There is plenty of room Downtown to house the parole office Gowanus residents are fighting to keep out of their neighborhood, according to Borough President Adams.
Adams joined a chorus of pols questioning the consolidation of Brooklyn’s parole offices into a three-story building where Second Avenue dead-ends at the Gowanus Canal. But unlike his peers in politics, the Beep ventured a location where the facilities could go instead.
“The criminal justice system doesn’t need to be spread all across Brooklyn,” Adams said, explaining that Downtown is the obvious choice.
Brooklyn parole operations have been split between three Downtown locations since a developer booted a previous headquarters from its Livingston Street location several years ago in order to demolish the building.

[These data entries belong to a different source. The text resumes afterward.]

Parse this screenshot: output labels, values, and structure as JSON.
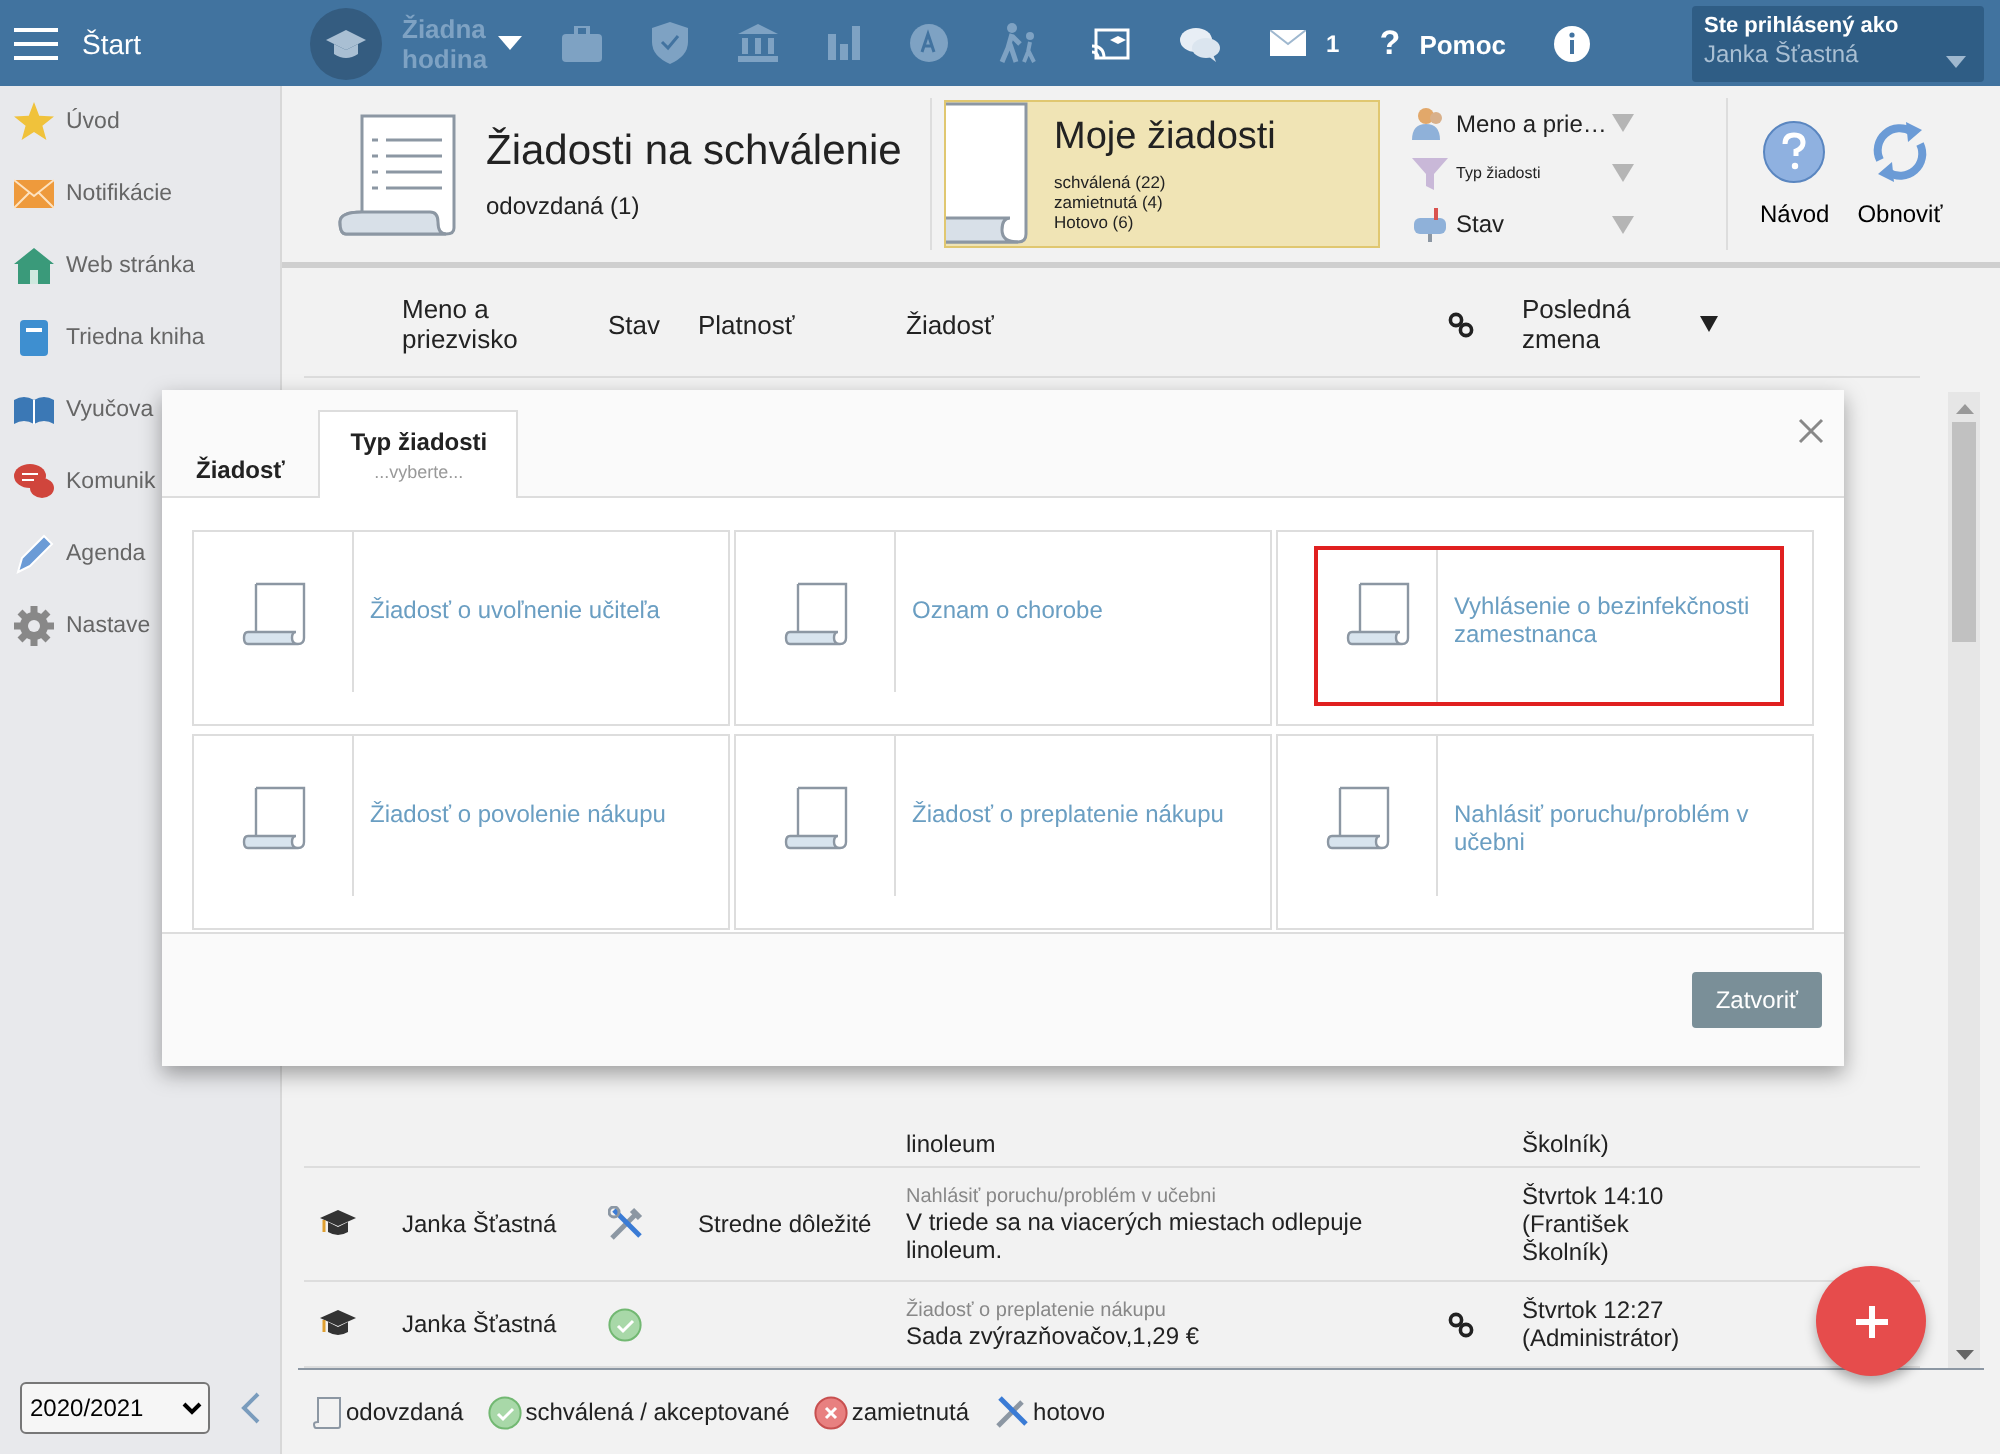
{
  "topbar": {
    "menu_label": "Štart",
    "lesson": "Žiadna hodina",
    "messages_count": "1",
    "help_icon": "?",
    "help": "Pomoc",
    "user_caption": "Ste prihlásený ako",
    "user_name": "Janka Šťastná"
  },
  "sidebar": {
    "items": [
      {
        "label": "Úvod"
      },
      {
        "label": "Notifikácie"
      },
      {
        "label": "Web stránka"
      },
      {
        "label": "Triedna kniha"
      },
      {
        "label": "Vyučova"
      },
      {
        "label": "Komunik"
      },
      {
        "label": "Agenda"
      },
      {
        "label": "Nastave"
      }
    ],
    "year": "2020/2021"
  },
  "header": {
    "title": "Žiadosti na schválenie",
    "subtitle": "odovzdaná (1)",
    "mine": {
      "title": "Moje žiadosti",
      "counts": [
        "schválená (22)",
        "zamietnutá (4)",
        "Hotovo (6)"
      ]
    },
    "filters": [
      {
        "label": "Meno a prie…"
      },
      {
        "label": "Typ žiadosti"
      },
      {
        "label": "Stav"
      }
    ],
    "buttons": [
      {
        "label": "Návod"
      },
      {
        "label": "Obnoviť"
      }
    ]
  },
  "table": {
    "columns": [
      "Meno a priezvisko",
      "Stav",
      "Platnosť",
      "Žiadosť",
      "Posledná zmena"
    ],
    "partial_row": {
      "request": "linoleum",
      "changed": "Školník)"
    },
    "rows": [
      {
        "name": "Janka Šťastná",
        "done": true,
        "approved": false,
        "validity": "Stredne dôležité",
        "request_type": "Nahlásiť poruchu/problém v učebni",
        "request": "V triede sa na viacerých miestach odlepuje linoleum.",
        "linked": false,
        "changed": "Štvrtok 14:10 (František Školník)"
      },
      {
        "name": "Janka Šťastná",
        "done": false,
        "approved": true,
        "request_type": "Žiadosť o preplatenie nákupu",
        "request": "Sada zvýrazňovačov,1,29 €",
        "linked": true,
        "changed": "Štvrtok 12:27 (Administrátor)"
      }
    ]
  },
  "legend": [
    {
      "kind": "submitted",
      "label": "odovzdaná"
    },
    {
      "kind": "approved",
      "label": "schválená / akceptované"
    },
    {
      "kind": "rejected",
      "label": "zamietnutá"
    },
    {
      "kind": "done",
      "label": "hotovo"
    }
  ],
  "dialog": {
    "tabs": [
      {
        "label": "Žiadosť",
        "selected": false
      },
      {
        "label": "Typ žiadosti",
        "sub": "...vyberte...",
        "selected": true
      }
    ],
    "types": [
      {
        "label": "Žiadosť o uvoľnenie učiteľa",
        "highlighted": false
      },
      {
        "label": "Oznam o chorobe",
        "highlighted": false
      },
      {
        "label": "Vyhlásenie o bezinfekčnosti zamestnanca",
        "highlighted": true
      },
      {
        "label": "Žiadosť o povolenie nákupu",
        "highlighted": false
      },
      {
        "label": "Žiadosť o preplatenie nákupu",
        "highlighted": false
      },
      {
        "label": "Nahlásiť poruchu/problém v učebni",
        "highlighted": false
      }
    ],
    "close_button": "Zatvoriť"
  }
}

The parolee reporting station is currently located at 350 Livingston St., between Nevins Street and Flatbush Avenue Extension. Another office is on Schermerhorn Street between Nevins and Third Avenue and a third sits on DeKalb Avenue between Fulton Street and Flatbush Avenue Extension. The offices’ proximity to many bus and subway lines helps ex-offenders pinch pennies and stay out of trouble, Adams said.
“When you’re on parole, cab fare can be the difference between violating and not violating,” he said. “We shouldn’t make it more challenging.”
Adams said he would prefer to see the state Department of Corrections and Community Supervision place the new headquarters in “preexisting space” located near the courts Downtown, but did not specify a particular building. An office building Downtown would be a better fit than a mixed industrial and residential area like Gowanus, he said. The Borough President, a former police officer, said he wants former prisoners to get every chance at returning to society, but he appreciates the concerns of neighbors who predict the office will create crime.
“Down the block from Miss Jones in her garden is not where you want parolees walking by all day,” he said. “Parole does not fit in a residential community.”
In his opposition, Adams joins Councilman Brad Lander (D–Gowanus), Assemblywoman Joan Millman (D–Brooklyn Heights), and her presumptive replacement, Democratic nominee Jo Anne Simon. The officials question the secrecy that shrouded the decision to locate the new complex, and said that an office operation there would dilute the protections afforded to the area as an official industrial zone created by the Bloomberg administration.
“Once you lose industrial space it’s gone forever,” Adams said.
This paper broke news of the parole plan in July, a full year after the state inked a deal with the building’s owners. The complex is set to serve 5,000 parolees, or about 400 per day, according to the state. Prison reps defended the plan at a September community meeting and said the project is going full speed ahead, with construction expected to wrap in January and parole workers moving in April.